“When I was young, I remember my first visit to the museum. My mum took me there and it was an exciting time for me as I stood in awe of some works I saw at the museum.
“Today it is a different story. When you mention museum now, many youths are likely going to look at you like someone from outer space, if not see you as an old school not in tune with present generation. You may be in for a shock as some may even ask you what is museum. On the other hand, mention Shoprite, Domino, Tantalizer, Chinese Restaurant, and other eateries, you will see their faces lighten up with excitement. It is unfortunate that our interest is not in our museums anymore, this generation does not want to tap into the rich history the museum has to offer. The president of Travelogue TV, Ayo Omotoso, observed that museums in developed nations provide the prime function of offering enjoyable and rewarding stimulation for individual minds in their hour of freedom from their daily chores.
“It is not surprising that such museums in Europe and America make millions of euros and dollars yearly, either through admission charges and or sales of books, paintings, pamphlets, souvenirs and so on.“I hope government will take a second look at our museums, make conscious efforts to rejuvenate the museums in the country. The effect of it on the nation is that government revenue will increase, visitors to the country that have special interest in artifacts and museums will increase, the locals will benefit, the value-chain is what I am talking about.’’
List of museums in Nigeria
Museum of Traditional Nigerian Architecture (MOTNA), Opp High Court, Jos, Plateau State
Nana Living Spring Museum, a national museum in Koko, Delta State
National Musem, Igbo-Ukwu, Anambra State
National Museum of Colonial History, Aba
National Museum of Unity, Enugu
National Museum of Unity, Ibadan
National Museum, Abakaliki, Ebonyi State
National Museum, Abeokuta, Ogun State
National Museum, Akure, Ondo State
National Museum, Benin, Edo State
National Museum, Calabar, Cross Rivers State
National Museum, Hong, Adamawa State
National Museum, Ilorin, Kwara State
National Museum, Jalingo, Taraba State
National Museum, Jos, Plateau State

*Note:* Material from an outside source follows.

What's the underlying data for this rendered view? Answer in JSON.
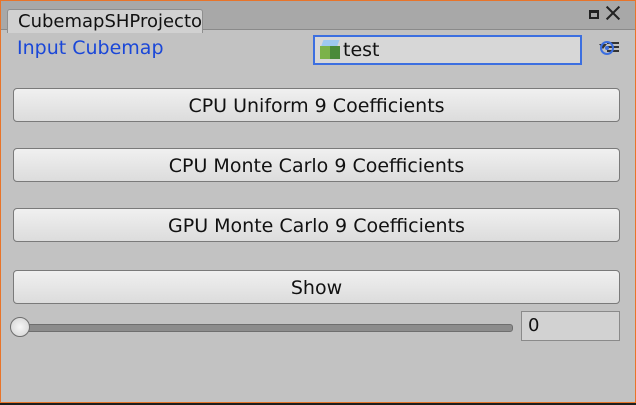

National Museum, Kanta, Argungu, Kebbi State
National Museum, Maiduguri, Borno State
National Museum, Minna, Niger State
National Museum, Nok, Kaduna State
National Museum, Ogbomoso, Oyo State
National Museum, Oron, Akwa Ibom State
National Museum, Osogbo, Osun State
National Museum, Owerri, Imo State
National Museum, Owo, Ondo State
National Museum, Oyo, Oyo State
National Museum, Port Harcourt, Rivers State
National Museum, Sokoto, Sokoto State
National Museum, Uyo, Akwa Ibom
National Museum, Yenagoa, Bayelsa State